* **Task prompt**:
Lines holding the word "perimeter" are the ones to copy from the data below.

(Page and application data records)
*-*-*

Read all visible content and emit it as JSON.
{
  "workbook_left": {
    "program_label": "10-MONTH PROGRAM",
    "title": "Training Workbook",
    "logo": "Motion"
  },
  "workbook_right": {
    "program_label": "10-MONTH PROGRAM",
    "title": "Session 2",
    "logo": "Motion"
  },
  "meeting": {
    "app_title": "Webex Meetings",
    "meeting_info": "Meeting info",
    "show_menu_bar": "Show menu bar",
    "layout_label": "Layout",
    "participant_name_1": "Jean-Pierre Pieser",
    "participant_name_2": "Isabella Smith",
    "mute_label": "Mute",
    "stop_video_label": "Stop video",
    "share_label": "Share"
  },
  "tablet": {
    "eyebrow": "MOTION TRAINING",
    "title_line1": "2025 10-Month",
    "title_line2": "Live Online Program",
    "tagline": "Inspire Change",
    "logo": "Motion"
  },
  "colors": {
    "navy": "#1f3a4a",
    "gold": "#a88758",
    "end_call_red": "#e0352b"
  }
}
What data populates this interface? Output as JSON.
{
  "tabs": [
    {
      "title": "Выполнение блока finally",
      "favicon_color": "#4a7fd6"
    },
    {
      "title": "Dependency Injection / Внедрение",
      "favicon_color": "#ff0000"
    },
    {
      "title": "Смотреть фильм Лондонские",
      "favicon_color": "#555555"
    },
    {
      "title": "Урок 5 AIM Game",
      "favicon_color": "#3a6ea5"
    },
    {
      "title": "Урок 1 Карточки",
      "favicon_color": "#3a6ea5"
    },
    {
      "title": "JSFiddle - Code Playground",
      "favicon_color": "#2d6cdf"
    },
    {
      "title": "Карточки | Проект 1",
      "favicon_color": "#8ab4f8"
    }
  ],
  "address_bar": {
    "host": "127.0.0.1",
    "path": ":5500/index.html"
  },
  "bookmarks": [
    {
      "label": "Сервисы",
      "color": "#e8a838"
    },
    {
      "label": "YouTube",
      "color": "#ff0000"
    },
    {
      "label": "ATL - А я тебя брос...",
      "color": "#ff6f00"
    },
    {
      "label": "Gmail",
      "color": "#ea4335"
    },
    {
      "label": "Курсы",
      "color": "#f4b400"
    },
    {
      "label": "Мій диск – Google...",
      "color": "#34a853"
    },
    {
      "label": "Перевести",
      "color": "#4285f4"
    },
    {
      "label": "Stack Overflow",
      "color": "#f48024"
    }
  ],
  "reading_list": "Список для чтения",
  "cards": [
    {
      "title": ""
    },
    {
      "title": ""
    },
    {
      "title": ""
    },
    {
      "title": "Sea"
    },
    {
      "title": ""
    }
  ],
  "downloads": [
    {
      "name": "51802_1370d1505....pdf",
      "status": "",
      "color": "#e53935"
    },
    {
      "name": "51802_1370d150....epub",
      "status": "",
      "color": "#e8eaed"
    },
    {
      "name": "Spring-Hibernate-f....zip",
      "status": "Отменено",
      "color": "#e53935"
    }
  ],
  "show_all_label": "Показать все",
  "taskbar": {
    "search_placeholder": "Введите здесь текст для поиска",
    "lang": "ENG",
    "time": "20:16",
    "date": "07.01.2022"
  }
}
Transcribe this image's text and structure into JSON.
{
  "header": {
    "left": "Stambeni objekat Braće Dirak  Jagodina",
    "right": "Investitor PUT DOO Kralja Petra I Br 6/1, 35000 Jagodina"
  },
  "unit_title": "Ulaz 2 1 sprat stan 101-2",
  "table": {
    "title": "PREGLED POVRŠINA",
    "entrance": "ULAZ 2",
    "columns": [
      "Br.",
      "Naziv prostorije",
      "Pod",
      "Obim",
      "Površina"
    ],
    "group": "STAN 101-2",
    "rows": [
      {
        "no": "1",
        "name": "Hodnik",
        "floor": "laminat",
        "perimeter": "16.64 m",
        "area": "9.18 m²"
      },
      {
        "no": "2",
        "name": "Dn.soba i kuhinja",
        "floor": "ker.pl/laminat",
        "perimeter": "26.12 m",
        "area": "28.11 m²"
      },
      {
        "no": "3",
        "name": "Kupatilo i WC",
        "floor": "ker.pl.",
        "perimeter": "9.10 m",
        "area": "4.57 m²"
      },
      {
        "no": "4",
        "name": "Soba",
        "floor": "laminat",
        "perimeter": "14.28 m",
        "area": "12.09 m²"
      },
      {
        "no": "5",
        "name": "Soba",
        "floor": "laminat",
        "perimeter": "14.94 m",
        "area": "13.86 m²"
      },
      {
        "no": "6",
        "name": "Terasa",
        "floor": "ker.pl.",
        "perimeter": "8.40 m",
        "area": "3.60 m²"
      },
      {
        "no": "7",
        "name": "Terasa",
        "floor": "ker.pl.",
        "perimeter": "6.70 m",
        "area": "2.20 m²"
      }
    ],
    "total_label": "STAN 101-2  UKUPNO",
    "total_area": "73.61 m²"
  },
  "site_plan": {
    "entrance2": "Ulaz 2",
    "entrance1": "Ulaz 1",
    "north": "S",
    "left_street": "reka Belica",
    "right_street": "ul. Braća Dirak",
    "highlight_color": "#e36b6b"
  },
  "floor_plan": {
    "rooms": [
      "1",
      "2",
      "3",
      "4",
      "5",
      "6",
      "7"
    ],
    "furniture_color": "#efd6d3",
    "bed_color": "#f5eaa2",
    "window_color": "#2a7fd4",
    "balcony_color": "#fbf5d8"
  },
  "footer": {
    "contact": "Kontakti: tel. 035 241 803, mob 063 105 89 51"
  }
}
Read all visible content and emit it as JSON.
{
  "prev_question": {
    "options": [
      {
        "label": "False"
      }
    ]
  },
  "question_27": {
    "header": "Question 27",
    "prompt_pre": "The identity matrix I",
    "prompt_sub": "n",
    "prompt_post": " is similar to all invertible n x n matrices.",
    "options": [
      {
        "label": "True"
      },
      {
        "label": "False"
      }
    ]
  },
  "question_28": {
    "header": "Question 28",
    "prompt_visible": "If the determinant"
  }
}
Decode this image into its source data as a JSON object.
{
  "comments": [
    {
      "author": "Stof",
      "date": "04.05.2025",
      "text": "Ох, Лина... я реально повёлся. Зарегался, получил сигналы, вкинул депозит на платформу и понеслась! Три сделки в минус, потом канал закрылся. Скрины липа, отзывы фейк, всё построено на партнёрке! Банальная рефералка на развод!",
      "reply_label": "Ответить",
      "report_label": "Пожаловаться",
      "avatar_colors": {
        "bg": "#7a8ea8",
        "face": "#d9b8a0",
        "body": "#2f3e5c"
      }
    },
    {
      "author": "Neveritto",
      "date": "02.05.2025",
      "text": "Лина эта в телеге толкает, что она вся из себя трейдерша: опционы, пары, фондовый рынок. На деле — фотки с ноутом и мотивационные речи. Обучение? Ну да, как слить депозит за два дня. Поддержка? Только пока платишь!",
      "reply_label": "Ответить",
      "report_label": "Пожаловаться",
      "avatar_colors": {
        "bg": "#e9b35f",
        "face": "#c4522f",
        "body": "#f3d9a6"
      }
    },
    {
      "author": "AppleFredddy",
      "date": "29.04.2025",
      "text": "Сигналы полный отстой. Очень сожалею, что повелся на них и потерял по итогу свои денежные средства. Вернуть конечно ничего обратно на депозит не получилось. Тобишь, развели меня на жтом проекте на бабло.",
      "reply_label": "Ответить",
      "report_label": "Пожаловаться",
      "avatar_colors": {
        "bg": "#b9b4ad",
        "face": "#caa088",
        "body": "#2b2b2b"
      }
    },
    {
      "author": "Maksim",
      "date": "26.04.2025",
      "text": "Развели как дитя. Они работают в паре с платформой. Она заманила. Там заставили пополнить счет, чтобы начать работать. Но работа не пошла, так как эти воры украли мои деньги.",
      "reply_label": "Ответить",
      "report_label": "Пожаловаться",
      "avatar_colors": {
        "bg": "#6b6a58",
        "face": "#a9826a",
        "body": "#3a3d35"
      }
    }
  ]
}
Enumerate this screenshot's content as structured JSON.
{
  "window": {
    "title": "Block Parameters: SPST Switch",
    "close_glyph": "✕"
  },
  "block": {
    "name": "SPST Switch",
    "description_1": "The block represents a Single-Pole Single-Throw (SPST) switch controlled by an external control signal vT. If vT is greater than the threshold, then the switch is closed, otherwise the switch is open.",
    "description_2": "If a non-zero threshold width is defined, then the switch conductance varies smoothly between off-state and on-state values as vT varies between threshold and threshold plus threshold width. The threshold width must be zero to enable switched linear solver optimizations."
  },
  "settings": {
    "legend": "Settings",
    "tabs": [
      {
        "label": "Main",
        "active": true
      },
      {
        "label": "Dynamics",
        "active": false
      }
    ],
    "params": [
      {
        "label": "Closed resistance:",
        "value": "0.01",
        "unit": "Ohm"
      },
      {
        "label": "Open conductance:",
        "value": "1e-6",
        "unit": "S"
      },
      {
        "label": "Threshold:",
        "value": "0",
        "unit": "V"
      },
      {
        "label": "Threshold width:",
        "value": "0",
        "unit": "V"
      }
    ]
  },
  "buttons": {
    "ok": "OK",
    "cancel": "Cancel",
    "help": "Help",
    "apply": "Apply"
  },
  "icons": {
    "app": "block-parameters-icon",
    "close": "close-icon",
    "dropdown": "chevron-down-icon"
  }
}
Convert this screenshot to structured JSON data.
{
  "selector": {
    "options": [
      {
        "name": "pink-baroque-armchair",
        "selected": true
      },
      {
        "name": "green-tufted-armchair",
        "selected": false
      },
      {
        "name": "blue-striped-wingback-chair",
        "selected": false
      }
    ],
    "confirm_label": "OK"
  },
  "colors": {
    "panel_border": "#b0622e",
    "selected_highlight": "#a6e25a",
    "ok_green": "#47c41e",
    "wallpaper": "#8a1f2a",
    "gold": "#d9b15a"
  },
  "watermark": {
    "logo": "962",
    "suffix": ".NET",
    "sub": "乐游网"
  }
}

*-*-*

* **Task answer**:
        "perimeter": "16.64 m",
        "perimeter": "26.12 m",
        "perimeter": "9.10 m",
        "perimeter": "14.28 m",
        "perimeter": "14.94 m",
        "perimeter": "8.40 m",
        "perimeter": "6.70 m",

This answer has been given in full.